PROBLEM TO SOLVE:
Look through the records below, and whenever a line contains "VÆLG", copy it.

Data entries:

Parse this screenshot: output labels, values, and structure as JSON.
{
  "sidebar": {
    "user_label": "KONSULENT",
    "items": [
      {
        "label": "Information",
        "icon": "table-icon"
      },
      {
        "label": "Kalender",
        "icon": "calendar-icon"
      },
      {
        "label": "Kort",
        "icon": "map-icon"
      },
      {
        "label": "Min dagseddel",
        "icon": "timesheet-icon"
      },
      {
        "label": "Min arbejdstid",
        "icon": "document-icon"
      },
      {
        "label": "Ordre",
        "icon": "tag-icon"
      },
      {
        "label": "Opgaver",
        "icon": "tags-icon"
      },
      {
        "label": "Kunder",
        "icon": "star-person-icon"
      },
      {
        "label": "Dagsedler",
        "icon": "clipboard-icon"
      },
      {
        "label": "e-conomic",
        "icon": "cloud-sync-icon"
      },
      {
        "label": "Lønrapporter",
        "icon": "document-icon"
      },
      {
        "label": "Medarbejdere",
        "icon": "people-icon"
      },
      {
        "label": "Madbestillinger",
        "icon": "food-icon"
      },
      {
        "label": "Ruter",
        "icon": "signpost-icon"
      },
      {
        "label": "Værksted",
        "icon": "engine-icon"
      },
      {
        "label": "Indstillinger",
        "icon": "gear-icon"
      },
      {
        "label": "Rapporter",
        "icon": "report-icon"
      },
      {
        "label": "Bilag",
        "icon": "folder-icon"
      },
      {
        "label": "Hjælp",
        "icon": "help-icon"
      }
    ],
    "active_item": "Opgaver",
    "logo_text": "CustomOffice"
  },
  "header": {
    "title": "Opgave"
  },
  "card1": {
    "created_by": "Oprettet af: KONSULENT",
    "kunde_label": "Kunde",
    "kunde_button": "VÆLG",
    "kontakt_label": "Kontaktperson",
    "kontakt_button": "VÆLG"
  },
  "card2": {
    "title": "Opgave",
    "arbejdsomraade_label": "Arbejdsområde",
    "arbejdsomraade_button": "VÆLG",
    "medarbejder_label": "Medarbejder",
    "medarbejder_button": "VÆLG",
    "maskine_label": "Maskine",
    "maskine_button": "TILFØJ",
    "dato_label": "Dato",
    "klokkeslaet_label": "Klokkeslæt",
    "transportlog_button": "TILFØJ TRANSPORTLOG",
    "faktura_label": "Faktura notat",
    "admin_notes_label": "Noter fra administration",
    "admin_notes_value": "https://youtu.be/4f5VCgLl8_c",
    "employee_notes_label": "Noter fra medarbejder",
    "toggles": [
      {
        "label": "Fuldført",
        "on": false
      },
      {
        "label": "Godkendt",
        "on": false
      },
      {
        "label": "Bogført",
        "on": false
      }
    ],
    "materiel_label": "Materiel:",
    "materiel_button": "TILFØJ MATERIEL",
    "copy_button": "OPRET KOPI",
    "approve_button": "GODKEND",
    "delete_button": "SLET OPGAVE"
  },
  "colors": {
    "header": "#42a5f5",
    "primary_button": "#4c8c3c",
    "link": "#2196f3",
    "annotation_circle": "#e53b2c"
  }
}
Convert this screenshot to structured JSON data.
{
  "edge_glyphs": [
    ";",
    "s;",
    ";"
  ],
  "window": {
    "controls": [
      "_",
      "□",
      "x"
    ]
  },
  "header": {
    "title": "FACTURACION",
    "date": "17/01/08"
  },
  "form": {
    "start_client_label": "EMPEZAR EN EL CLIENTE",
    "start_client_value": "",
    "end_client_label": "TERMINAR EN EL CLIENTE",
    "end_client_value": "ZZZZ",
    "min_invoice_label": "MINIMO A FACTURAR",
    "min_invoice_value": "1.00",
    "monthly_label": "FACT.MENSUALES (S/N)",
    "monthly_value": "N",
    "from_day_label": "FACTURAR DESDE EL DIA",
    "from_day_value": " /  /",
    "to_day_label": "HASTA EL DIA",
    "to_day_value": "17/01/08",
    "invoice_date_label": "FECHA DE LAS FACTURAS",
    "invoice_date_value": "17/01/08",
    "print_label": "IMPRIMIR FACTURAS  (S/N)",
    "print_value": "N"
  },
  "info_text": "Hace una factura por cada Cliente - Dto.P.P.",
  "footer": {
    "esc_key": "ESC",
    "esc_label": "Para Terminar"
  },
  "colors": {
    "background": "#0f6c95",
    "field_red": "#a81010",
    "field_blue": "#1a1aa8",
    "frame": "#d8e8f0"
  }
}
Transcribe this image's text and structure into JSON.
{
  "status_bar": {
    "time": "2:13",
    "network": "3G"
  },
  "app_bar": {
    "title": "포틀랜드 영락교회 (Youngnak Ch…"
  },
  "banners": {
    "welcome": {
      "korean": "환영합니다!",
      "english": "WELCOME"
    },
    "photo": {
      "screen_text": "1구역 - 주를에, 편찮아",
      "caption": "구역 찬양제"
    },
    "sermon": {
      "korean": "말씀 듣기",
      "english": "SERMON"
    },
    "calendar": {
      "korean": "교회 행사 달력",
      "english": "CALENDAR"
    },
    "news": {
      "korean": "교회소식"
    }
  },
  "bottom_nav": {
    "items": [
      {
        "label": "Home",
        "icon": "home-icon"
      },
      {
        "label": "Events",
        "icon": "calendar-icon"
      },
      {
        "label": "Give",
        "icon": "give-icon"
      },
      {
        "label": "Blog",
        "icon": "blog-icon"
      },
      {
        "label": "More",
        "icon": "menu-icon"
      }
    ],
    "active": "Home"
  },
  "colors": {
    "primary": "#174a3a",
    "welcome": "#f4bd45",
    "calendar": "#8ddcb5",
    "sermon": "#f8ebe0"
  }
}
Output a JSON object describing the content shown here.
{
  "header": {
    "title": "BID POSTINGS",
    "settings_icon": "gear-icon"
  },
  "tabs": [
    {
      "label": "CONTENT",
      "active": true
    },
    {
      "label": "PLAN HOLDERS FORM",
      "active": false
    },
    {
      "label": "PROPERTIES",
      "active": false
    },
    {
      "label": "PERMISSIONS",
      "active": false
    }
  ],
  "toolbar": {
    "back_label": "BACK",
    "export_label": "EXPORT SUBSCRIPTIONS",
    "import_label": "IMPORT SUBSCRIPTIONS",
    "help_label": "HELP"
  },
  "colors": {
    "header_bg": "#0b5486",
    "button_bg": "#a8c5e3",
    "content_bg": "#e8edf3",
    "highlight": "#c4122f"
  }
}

TASK OUTPUT:
    "kunde_button": "VÆLG",
    "kontakt_button": "VÆLG"
    "arbejdsomraade_button": "VÆLG",
    "medarbejder_button": "VÆLG",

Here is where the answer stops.